**Required work**
Please copy all of the records exactly, leaving nothing out.

Supplied data: Begin

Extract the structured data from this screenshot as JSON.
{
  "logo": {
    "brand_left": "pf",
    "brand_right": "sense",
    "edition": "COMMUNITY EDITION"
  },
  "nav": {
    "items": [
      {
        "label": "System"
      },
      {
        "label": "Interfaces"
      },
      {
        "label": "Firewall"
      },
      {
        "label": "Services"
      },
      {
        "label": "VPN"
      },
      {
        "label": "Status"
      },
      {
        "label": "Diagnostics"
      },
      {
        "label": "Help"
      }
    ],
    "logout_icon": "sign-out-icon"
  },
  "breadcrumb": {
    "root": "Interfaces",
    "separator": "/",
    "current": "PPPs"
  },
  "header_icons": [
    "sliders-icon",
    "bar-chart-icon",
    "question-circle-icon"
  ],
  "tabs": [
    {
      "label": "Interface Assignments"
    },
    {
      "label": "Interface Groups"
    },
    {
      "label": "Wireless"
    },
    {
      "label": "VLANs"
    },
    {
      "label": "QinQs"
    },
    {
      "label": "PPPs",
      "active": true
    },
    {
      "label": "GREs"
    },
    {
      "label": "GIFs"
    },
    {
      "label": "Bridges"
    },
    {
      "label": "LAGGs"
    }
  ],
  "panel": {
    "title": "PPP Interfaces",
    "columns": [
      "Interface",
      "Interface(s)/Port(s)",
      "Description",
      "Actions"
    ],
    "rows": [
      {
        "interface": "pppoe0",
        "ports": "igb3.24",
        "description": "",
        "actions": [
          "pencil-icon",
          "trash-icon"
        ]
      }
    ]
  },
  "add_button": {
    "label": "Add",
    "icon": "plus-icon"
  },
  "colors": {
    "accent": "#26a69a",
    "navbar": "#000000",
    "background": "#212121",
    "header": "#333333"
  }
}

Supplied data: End

**Response area**
Extract the structured data from this screenshot as JSON.
{
  "logo": {
    "brand_left": "pf",
    "brand_right": "sense",
    "edition": "COMMUNITY EDITION"
  },
  "nav": {
    "items": [
      {
        "label": "System"
      },
      {
        "label": "Interfaces"
      },
      {
        "label": "Firewall"
      },
      {
        "label": "Services"
      },
      {
        "label": "VPN"
      },
      {
        "label": "Status"
      },
      {
        "label": "Diagnostics"
      },
      {
        "label": "Help"
      }
    ],
    "logout_icon": "sign-out-icon"
  },
  "breadcrumb": {
    "root": "Interfaces",
    "separator": "/",
    "current": "PPPs"
  },
  "header_icons": [
    "sliders-icon",
    "bar-chart-icon",
    "question-circle-icon"
  ],
  "tabs": [
    {
      "label": "Interface Assignments"
    },
    {
      "label": "Interface Groups"
    },
    {
      "label": "Wireless"
    },
    {
      "label": "VLANs"
    },
    {
      "label": "QinQs"
    },
    {
      "label": "PPPs",
      "active": true
    },
    {
      "label": "GREs"
    },
    {
      "label": "GIFs"
    },
    {
      "label": "Bridges"
    },
    {
      "label": "LAGGs"
    }
  ],
  "panel": {
    "title": "PPP Interfaces",
    "columns": [
      "Interface",
      "Interface(s)/Port(s)",
      "Description",
      "Actions"
    ],
    "rows": [
      {
        "interface": "pppoe0",
        "ports": "igb3.24",
        "description": "",
        "actions": [
          "pencil-icon",
          "trash-icon"
        ]
      }
    ]
  },
  "add_button": {
    "label": "Add",
    "icon": "plus-icon"
  },
  "colors": {
    "accent": "#26a69a",
    "navbar": "#000000",
    "background": "#212121",
    "header": "#333333"
  }
}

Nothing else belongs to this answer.